- Link to the UW-L student film: https://www.uwlax.edu/social-justice/resources/for-doing-social-justice-teaching/
- Helping Educators Address Racial Inequality (PDF)
- Critical Advising A Freirian-Inspired Approach (PDF)
- UW Oshkosh: Inclusive Excellence Toolkit for the Division of Student Affairs
- Theory and Practice of Multicultural Organizational Development (PDF)
- Expanding the Definition of Privilege (PDF)
“Bystander, Upstander, Ally, and Accomplice”
November 13, 2017
This discussion and workshop drew important, distinct, and permeable borders between the concepts of ‘bystander,’ ‘upstander,’ ‘ally’ and ‘accomplice.’ Through social media and dialogue, participants were asked to reflect about identifying and enacting change in their own spheres of influence and how to establish a community of support and practice in doing so.
“Making Sense of Climate in CALS: A Discussion of the USDA Civil Rights Review in CALS and the Campus Climate Survey”
December 4, 2017
This discussion and workshop provided an update on the USDA Civil Rights review conducted at the University of Wisconsin-Madison and the College of Agricultural and Life Sciences (CALS) in the spring of 2017. The purpose of the review was to assess selected CALS-based units and departments on issues related to diversity, climate, and inclusion, and offer recommendations for how to improve.
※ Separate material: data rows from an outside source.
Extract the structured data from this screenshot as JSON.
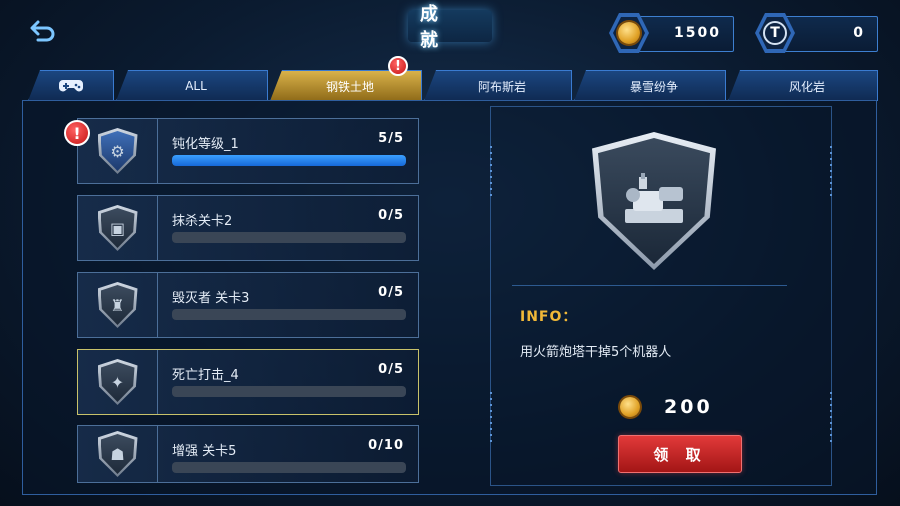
{
  "header": {
    "title": "成 就",
    "back_icon": "back-arrow-icon",
    "coins": {
      "icon": "coin-icon",
      "value": "1500"
    },
    "tokens": {
      "icon": "t-token-icon",
      "letter": "T",
      "value": "0"
    }
  },
  "tabs": [
    {
      "label": "",
      "icon": "gamepad-icon"
    },
    {
      "label": "ALL"
    },
    {
      "label": "钢铁土地",
      "active": true,
      "alert": "!"
    },
    {
      "label": "阿布斯岩"
    },
    {
      "label": "暴雪纷争"
    },
    {
      "label": "风化岩"
    }
  ],
  "achievements": [
    {
      "name": "钝化等级_1",
      "progress": "5/5",
      "fraction": 1.0,
      "alert": "!",
      "icon": "turret-icon"
    },
    {
      "name": "抹杀关卡2",
      "progress": "0/5",
      "fraction": 0,
      "icon": "tank-icon"
    },
    {
      "name": "毁灭者 关卡3",
      "progress": "0/5",
      "fraction": 0,
      "icon": "tower-icon"
    },
    {
      "name": "死亡打击_4",
      "progress": "0/5",
      "fraction": 0,
      "selected": true,
      "icon": "cannon-icon"
    },
    {
      "name": "增强 关卡5",
      "progress": "0/10",
      "fraction": 0,
      "icon": "robot-icon"
    }
  ],
  "detail": {
    "icon": "rocket-turret-icon",
    "info_label": "INFO：",
    "description": "用火箭炮塔干掉5个机器人",
    "reward": "200",
    "claim_label": "领 取"
  },
  "colors": {
    "accent_blue": "#1e7bff",
    "active_tab": "#c99a2e",
    "claim_red": "#c82525",
    "info_gold": "#f0b838"
  }
}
CALS Associate Dean for Research Bill Barker lead the audience through a summary of the report.
Additionally, results of the campus climate survey conducted by the Division of Diversity, Equity, and Educational Achievement (DDEEA) have been released, and several important take away messages were confirmed regarding campus climate. These results were discussed, as well as how to use the information from both the USDA report and the campus climate survey to achieve action items within our spheres of influence.